I know less about Formula 1 racing than any human being currently alive, and care even less about it. So it's a testament to this film that I was fully engaged throughout this entire documentary about Brazilian racing great Ayerton Senna. Using only (plentiful) archival footage + new audio interviews, the director whose name escapes me now crafted a pretty entertaining glimpse into the short life of the handsome and determined competitor.
We Were Here:
Another doc - this time a personal story about what it was like to live in San Francisco at the start of the AIDS epidemic. I'm not sure that this will win any awards but I do think it was a very captivating look at a community that was absolutely ravaged. It was cool to see it looked at very intimately - focusing on four or five people's stories - rather than a macro look at the history and the politics and the milestones. I knew a lot of the facts before, but it was stunning to see them laid out in such a stark and emotional way as these interviews were. I am glad I saw the movie.
The Music Never Stopped
I was really needing an accessible, decently paced narrative at this time of day after waking up so early, and this movie absolutely delivered. It was based on a true story apparently. Starred Lou Pucci, JK Simmons and Cara Seymour. In the '80s, two 60-somethings learn their estranged son has a brain tumor that won't kill him but will mess with his memory. His loyal but strict and old-fashioned father attempts to bring him out of this fog by hiring a music therapist who tries to make progress on his memory loss by playing him music that matters to him. Lord knows I love any movie that focuses on music and memory and the "father and son make good" element can't hurt here. This movie was pretty soft and sweet. Nothing wrong with saying this at all- but I don't know that I come to Sundance to be able to say "Oh, my mother would love that movie" on the way out.
Shut Up Little Man! An Audio Misadventure
I knew I couldn't go wrong with a title like that. Another documentary - this one about two guys living in San Fran in the '80s who surreptitiously recorded their neighbors tumultuous relationship - over and over - and sent it to friends who sent it to friends until at some point it became (pre-Internet) a viral success, spawning plays and comic books and several parties vying for movie rights. The film juxtaposes the solving the mystery behind these two fighting neighbors (one flamboyantly gay, the other drunk homophobe) with the two friends' obsession with the pair and their journey distributing the material over the years. It asks some interesting questions about voyeurism and exploitation and requires even the viewer to define what they love about these two crazy guys - are we laughing at or with them? This is a kind of Winnebago Man with a few extra (maybe too many extra) layers. It's a very good movie that could be great if they get rid of the reenactments and edit out 15 minutes of the final 30. I do recommend it though.

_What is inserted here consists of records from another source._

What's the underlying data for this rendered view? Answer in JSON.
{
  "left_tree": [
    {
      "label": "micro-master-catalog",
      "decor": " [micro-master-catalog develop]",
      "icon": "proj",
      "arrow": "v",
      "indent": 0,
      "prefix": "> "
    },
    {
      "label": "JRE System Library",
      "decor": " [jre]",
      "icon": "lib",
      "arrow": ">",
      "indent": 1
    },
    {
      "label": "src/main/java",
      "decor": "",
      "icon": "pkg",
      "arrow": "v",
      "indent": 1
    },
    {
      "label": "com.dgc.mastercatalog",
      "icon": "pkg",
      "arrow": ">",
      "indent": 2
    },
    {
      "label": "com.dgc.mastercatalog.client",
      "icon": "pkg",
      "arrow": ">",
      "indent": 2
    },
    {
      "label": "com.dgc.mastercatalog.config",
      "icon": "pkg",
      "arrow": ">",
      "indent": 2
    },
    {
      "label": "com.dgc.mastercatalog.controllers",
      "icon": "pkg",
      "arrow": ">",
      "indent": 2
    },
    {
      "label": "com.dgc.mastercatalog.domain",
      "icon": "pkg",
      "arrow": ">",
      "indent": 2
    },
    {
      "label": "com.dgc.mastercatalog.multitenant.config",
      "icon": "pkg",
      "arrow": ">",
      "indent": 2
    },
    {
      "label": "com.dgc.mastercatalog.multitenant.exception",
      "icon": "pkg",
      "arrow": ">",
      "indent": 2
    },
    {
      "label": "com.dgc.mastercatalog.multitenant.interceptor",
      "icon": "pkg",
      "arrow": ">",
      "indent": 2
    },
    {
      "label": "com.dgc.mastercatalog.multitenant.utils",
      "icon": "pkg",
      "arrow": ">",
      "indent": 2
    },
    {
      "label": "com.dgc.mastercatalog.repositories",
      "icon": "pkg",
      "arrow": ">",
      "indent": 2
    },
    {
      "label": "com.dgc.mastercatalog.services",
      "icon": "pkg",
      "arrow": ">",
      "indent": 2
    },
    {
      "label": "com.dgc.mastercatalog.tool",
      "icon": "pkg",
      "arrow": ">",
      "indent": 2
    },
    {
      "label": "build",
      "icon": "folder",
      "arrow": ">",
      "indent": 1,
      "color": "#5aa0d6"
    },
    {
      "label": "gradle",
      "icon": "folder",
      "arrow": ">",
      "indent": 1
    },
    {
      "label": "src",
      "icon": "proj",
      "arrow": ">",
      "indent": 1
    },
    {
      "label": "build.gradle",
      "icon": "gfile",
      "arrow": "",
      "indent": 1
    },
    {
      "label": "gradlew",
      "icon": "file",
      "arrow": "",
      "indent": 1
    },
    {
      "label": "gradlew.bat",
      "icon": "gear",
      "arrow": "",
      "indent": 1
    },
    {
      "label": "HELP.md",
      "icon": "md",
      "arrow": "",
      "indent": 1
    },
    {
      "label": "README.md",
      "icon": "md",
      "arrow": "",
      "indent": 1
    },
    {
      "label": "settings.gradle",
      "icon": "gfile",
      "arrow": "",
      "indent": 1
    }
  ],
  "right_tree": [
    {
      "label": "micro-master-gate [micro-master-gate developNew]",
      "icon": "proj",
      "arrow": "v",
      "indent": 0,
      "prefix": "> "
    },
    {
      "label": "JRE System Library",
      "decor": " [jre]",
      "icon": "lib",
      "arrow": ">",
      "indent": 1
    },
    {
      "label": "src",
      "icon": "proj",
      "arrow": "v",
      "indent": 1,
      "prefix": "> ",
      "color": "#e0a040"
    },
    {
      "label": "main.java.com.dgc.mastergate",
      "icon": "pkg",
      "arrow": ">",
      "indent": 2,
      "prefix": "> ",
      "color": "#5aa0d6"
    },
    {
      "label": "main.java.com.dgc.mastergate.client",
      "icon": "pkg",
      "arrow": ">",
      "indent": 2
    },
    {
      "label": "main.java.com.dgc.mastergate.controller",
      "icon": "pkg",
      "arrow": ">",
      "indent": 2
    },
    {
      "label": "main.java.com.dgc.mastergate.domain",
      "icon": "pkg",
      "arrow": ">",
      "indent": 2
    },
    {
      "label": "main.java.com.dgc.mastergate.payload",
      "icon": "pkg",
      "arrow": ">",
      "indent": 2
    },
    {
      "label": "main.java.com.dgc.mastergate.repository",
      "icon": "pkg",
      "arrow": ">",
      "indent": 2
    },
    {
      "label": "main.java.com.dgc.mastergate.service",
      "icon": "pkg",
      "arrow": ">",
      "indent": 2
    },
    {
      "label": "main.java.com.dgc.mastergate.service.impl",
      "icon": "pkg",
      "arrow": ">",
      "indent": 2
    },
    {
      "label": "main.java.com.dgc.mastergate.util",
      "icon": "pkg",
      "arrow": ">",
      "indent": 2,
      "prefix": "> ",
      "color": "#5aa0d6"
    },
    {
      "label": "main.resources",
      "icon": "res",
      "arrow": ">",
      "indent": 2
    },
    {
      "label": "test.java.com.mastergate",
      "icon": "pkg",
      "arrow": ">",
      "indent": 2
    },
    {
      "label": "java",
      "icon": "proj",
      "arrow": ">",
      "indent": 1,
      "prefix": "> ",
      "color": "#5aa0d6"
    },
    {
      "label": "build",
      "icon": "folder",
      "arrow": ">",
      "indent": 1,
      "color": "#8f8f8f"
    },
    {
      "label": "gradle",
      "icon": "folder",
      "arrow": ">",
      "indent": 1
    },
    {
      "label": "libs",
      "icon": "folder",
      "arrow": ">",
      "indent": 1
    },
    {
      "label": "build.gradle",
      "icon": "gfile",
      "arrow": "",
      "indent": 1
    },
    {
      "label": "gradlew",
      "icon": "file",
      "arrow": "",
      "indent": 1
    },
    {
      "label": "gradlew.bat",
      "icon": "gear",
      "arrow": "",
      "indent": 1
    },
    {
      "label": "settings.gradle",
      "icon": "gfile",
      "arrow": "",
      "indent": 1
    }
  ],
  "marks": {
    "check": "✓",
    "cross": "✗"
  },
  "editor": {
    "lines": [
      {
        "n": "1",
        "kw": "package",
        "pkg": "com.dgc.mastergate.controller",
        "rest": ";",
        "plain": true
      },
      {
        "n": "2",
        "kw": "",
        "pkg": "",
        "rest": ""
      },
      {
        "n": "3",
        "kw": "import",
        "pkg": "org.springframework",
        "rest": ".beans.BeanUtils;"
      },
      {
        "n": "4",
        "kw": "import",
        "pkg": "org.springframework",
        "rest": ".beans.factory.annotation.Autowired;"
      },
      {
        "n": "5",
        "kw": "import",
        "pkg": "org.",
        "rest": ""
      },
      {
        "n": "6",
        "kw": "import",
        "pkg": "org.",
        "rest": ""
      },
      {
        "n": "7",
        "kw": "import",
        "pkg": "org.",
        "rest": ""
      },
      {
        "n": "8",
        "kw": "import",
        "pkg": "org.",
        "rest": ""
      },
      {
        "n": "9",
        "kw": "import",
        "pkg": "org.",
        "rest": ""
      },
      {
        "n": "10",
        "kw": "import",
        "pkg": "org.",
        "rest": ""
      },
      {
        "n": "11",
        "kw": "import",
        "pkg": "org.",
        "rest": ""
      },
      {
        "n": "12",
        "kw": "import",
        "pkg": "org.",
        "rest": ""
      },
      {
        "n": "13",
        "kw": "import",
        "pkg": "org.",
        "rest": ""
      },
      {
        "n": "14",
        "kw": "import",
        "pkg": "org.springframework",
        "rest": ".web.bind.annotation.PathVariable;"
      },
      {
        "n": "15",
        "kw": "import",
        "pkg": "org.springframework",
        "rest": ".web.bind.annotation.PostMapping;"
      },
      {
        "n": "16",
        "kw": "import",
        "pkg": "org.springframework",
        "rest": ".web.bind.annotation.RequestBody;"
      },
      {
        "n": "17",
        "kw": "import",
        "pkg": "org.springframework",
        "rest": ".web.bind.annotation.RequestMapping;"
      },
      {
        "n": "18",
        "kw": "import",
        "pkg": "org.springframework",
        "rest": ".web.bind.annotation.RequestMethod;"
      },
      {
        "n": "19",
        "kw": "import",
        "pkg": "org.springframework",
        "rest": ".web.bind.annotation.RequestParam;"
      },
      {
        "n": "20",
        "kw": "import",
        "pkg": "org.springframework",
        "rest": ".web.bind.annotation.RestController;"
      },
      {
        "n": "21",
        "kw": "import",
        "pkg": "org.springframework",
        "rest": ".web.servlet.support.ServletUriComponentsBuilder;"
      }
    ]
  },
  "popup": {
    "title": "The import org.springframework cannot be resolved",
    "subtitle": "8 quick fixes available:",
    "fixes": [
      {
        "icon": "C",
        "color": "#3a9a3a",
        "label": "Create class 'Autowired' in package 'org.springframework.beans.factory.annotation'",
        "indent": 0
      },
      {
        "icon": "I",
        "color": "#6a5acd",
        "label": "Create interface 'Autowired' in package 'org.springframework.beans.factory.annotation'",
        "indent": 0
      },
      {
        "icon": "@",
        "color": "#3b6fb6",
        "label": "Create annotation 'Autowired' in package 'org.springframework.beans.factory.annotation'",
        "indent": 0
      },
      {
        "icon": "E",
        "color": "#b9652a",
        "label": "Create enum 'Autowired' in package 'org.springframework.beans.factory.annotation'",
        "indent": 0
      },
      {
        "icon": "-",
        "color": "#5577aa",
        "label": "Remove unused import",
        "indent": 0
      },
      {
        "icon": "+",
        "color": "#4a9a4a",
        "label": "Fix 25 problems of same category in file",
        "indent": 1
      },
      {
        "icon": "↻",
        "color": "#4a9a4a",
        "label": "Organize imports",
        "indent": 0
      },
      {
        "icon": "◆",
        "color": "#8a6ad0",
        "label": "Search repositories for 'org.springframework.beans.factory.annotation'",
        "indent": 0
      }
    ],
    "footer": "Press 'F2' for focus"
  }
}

Josh Leonard (actor from Humpday) directed a sweet little movie about a hipster dad (wife Jess Weixler from Teeth) who becomes increasingly unhappy with his lot in life and makes up a crazy lie to get out of work that ends up having far-reaching consequences. There were a handful of memorable (one funny, one resonant) scenes in this that elevated it for me from "just ok" to "quite good." Won't change my life or anything, but I am glad I saw it and I can see it doing OK when and if it's released.
The Troll Hunter
Found footage comedy about three journalists in Norway who accidentally discover a plot by the Norwegian government to cover up the fact that trolls exist. It took place in the woods and made me passionately wanted to go to Norway. There were some okay laughs. Beyond that, I wouldn't go out of my way to insist that anyone see it.
Sent from my iPad